top of page


Belatedly catching up with the fourth season of Fargo has brought Andrew Bird back into discussion at my house, a reminder that his uniqueness goes beyond whistling, angularity (in body and in song) or being a genuine nice guy who makes one wrong decision and just keeps paying the price - as nice guys who make mistakes must in Fargo.

In this 2008 interview, as he prepared for a show in a sweltering Sydney tent (when he returned two years later it would be to the Opera House stage), violinist/songwriter/singer/whistler/actor Bird explains the line between improvisation and spontaneity, why going barefoot doesn’t mean being footloose, and the strange turns of lyrics.


When Andrew Bird performs you can sometimes get the feeling that he has lost himself within the performance, that he has moved from calculation to more muscle memory and an instinctual, physical reaction to what is happening as he plays.

Which, considering the brain-taxing solo shows where he will often play two or three instruments, loop them on stage to create a sound and rhythm bed, play something else over the top and then either sing or whistle a melody, is rather startling.

"I can sometimes forget where I am and wake-up on the other side of the stage after four songs have passed by and have entered a totally alternate universe," says Bird. "There are parts of the song that are choreographed and I know there's a certain muscle memory. If one piece of equipment is like an eighth of an inch off its can really throw me in a way.

“I take off my shoes and feel with the bottom of my feet where things are without looking at them. There's a lot of spatial stuff going on and when I'm doing songs, I don't have to think about mechanics of them any more so I can get lost in the song and not be distracted by what I'm trying to pull off."

Watching Bird, who played here a year ago on the same bill as Joanna Newsom, Bill Callahan and Holly Throsby, it clear that this is not improvised music: it's folkish pop music crossed with crafted art music. But it is also evident that he's not necessarily locked into every musical move.

"Often what's really cool about doing the looping thing by myself is that failure is part of the plan," Bird says with some enthusiasm. "Like making mistakes become the little seeds of new ideas that you have to respond to every time it comes around. I look forward to things not going as planned so it's a very elastic, intuitive process. People think, oh it's electronic and electronics are the antithesis of intuitive organicness but it's definitely not the case."

He's said that melodies come to him constantly. "As an improviser I am looking for a good melody all the time.

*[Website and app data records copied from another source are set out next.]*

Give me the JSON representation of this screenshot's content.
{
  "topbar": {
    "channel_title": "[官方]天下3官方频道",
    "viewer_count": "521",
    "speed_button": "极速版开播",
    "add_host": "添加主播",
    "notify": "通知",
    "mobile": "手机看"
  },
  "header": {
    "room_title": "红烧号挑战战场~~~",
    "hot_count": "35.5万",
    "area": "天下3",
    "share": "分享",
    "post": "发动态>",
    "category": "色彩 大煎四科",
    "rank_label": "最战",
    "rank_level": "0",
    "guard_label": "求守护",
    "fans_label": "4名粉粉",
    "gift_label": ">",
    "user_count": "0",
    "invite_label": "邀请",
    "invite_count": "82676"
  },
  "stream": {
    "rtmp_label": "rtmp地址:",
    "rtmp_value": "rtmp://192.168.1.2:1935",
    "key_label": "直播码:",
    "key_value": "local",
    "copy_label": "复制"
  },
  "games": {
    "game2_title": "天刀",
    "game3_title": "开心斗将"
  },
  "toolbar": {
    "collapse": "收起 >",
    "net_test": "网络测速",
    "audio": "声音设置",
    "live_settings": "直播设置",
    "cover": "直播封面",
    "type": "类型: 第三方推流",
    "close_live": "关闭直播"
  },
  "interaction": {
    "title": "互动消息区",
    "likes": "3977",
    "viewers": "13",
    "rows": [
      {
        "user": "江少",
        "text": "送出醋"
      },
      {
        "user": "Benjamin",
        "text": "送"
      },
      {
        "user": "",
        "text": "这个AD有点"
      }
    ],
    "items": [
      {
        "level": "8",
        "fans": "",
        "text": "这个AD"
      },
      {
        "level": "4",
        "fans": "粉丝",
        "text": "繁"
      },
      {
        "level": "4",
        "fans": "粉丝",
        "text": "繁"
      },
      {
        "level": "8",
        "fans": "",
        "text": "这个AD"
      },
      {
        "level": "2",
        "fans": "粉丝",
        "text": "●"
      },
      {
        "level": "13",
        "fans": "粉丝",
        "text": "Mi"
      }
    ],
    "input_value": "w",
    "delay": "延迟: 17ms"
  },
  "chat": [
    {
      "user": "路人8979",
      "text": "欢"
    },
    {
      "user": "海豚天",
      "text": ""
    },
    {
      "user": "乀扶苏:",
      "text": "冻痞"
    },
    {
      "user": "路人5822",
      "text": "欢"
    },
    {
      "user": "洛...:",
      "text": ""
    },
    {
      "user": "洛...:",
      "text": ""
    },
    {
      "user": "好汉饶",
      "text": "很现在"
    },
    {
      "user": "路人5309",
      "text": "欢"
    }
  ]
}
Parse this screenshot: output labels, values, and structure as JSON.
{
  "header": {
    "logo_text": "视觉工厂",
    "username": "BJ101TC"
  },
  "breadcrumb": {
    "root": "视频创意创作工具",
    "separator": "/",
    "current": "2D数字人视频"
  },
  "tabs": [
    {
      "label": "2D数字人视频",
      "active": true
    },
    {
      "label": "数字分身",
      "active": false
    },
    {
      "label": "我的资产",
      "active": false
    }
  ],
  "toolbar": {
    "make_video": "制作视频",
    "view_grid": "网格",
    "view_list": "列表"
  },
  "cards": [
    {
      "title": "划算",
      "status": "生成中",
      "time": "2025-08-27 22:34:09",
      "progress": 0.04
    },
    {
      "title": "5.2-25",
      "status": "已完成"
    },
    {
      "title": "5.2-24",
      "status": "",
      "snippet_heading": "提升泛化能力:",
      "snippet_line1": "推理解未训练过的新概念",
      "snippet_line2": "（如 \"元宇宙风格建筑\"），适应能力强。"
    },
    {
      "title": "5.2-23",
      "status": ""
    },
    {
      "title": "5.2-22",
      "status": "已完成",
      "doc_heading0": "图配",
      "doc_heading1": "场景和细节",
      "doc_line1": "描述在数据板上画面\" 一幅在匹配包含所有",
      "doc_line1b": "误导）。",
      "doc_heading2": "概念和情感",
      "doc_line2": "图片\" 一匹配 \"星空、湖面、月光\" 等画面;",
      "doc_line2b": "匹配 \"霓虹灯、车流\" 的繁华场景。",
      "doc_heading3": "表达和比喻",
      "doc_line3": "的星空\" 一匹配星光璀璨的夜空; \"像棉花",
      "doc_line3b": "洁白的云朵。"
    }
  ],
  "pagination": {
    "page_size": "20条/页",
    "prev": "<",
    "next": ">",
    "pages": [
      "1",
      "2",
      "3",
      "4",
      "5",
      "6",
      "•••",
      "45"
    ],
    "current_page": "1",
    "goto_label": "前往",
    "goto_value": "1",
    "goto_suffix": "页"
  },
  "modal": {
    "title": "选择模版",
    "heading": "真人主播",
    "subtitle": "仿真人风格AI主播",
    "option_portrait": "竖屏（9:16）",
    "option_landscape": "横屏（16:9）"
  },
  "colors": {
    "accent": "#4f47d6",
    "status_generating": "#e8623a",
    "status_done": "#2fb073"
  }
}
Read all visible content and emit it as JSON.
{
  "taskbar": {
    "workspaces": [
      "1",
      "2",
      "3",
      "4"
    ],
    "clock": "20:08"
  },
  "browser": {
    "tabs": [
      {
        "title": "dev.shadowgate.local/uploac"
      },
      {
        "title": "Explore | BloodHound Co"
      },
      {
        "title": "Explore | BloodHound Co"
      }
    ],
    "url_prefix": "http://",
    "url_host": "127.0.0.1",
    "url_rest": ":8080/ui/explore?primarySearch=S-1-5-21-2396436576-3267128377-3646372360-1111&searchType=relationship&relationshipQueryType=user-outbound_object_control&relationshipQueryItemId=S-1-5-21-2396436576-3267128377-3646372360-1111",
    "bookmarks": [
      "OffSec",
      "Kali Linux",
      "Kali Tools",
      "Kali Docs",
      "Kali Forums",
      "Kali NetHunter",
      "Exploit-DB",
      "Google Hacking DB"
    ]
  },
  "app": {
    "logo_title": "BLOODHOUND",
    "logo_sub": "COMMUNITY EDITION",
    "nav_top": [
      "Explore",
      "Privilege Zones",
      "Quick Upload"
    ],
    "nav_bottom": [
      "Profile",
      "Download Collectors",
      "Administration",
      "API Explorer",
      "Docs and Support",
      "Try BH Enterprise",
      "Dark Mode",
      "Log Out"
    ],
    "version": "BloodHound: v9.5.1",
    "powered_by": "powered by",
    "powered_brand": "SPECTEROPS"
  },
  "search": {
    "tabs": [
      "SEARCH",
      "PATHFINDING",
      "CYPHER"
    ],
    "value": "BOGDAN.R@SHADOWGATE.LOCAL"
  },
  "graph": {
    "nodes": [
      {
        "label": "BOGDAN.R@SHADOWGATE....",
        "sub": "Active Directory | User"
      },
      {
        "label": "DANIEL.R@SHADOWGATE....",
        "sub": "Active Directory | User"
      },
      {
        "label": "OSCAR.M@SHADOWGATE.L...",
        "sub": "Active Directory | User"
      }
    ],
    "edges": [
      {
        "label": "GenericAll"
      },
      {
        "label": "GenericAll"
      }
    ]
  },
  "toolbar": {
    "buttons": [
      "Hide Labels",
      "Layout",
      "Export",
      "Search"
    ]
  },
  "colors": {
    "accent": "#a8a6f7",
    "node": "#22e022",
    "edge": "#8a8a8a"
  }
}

I'm not like John Coltrane taking you into outer space; I'm Louis Armstrong trying to find a good melody." But lyrics don't come naturally.

"With lyrics, if you try to write it usually doesn't lead to much. I'm not like a novelist who works office hours, 9-5, and carves out a chapter every couple of days. You've just got to take an absurd little moment and think how can I make that into a song. And sometimes I'm walking down the street with a melody my head and I start just speaking in tongues or singing in tongues and then whatever word happens to come out of that becomes the seed of that song.

“And considering that that's how songs might start, that the songs make sense is interesting."

He's right. There is no feeling that he's only making sounds into words with his lyrics, but a genuine reflection of thought and a better than average turn of phrase.

"I write a lot of lyrics and I think I remember an interview where John Lennon said this too, they write to fill the space without any pressure to make sense and that's when they create some of their best lines. Out of necessity really. I think what makes the songs make sense is that they are coming from the same person's brain. The things that I care about come out in the songs."

Sometimes it's not possible when you are that close to the writing of the song to see the logic of that interconnectedness. It may only become apparent later.

"I often discover after I've finished a record that there were connections, that I may mention some dark subject matter in one song and finish it in another. And things within the songs kind of leap temporally, from one pronoun to another.

"I like that too in old ballads and blues tunes, pre-war stuff, where there are lapses in reasoning all the time - suddenly your protagonist has switched from male to female. I like that kind of mysteriousness."

bottom of page